The Inwastement volume arose from the research cluster “Waste and Society” of the RCC together with LMU’s Center for Advanced Studies. Published in German by Transcript, the issue includes contributions from: Soraya Heuss-Aßbichler, Claudia R. Binder, Eveline Dürr, Gisela Grupe, Rüdiger Haum, Michael Jedelhauser, Jens Kersten, Roman Köster, Reinhold Leinfelder, Christof Mauch, Wolfram Mauser, Karen Pittel, Gerhard Rettenberger, Helmuth Trischler, Markus Vogt, and David Wagner. A number of the contributors are also members of the Academic Board of the RCC doctoral program in Environment and Society.
This is a translation of an interview about the book with Jens Kersten.
Can You Explain the Title of the Book? What is Meant by the Term “Inwastement”?
The term inwastement draws our attention to parallels as well as contrasts between waste and money. It emphasizes the social, economic, and ecological agency that waste has in our society. Our inwastement—the waste that we produce individually and as a society—is in many respects the exact opposite of an investment. We invest in businesses and infrastructure as a way of securing our future. Inwastement, by contrast, isn’t something we do deliberately, with the hope for a specific outcome; it is instead an incidental product of our activities. Unlike investments, we don’t want to see what happens to our waste and what effects it has.
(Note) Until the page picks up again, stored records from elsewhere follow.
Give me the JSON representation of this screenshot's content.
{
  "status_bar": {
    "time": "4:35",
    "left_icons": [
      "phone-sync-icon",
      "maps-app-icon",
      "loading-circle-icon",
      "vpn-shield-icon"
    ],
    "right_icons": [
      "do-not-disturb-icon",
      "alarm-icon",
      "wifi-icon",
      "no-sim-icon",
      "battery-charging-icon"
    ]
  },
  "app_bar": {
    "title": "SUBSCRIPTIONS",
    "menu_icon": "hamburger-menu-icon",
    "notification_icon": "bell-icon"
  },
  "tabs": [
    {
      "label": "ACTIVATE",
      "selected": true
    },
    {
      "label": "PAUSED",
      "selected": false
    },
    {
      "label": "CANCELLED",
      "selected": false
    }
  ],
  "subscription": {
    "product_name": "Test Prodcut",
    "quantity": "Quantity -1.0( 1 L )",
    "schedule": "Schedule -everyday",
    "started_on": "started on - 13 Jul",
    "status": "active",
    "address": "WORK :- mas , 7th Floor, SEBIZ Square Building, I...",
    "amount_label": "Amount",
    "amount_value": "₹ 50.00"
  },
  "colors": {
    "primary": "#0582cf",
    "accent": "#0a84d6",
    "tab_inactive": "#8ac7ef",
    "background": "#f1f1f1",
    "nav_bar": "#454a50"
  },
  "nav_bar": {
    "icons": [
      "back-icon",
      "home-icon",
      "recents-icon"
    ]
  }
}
In fact, we don’t want any return in the case of inwastement—we’d prefer never to see it again, and certainly not with any accrued interest! And yet (unlike an investment) it is almost certain that our inwastement will return again in some form: dumped chemicals, plastic particles, and heavy metals return to the environment and the food chain, eventually building up in our own bodies.
Why Write a Book on This Subject?
Our society does its best to ignore the existence of waste: out of sight, out of mind! We do this by pushing our refuse into the Global South, or leaving it for future generations. This is irresponsible—towards both other humans and the environment, which is why we should not ignore the inwastement of our society.
What New Perspectives Does Your Book Open Up?
Our book opens up an interdisciplinary perspective on waste and refuse—from pre-history, through our throw-away society, and up to the visions of a zero-waste future. Experts in biology, ethnology, geology, history, engineering, culture, law, religion, and economics, dedicate themselves to the subject of our waste disposal practices and landfill sites. They describe the ethical and economic dimensions of organic food waste and CO2 and their implications for world hunger and climate change. They follow global nutrient cycles and plastic in the world’s oceans. They investigate slums and explore the long traditions of recycling techniques.
How Relevant is the Topic in Current Research Debates?
In our book we combine perspectives from the natural and social sciences, in order to illustrate as many different aspects of inwastement in our society as possible. Together, we have developed a waste framework that reveals the practices, standards, and contexts surrounding waste. We need such interdisciplinary collaboration to tackle the challenges that inwastement poses—whether ethical, social, and political, or economic and ecological.
With Whom Would You Most Like to Discuss Your Book?
Preferably, with everyone! Waste in environment and society affects us all: it influences our individual lifestyles. It also, however, demands the attention of civil society, the private sector, and policymakers of cities and states, up to the EU and the international community. We have tried to write our book so that those working at all such levels can find ideas relevant to their questions about our inwastement and thereby initiate dialogue, not just with us but with each other.
Can You Summarize the Message of the Book in One Sentence?
If we ask the question of why waste exists, we confront ourselves—our history, our society, and our future—that’s why we find waste so intriguing.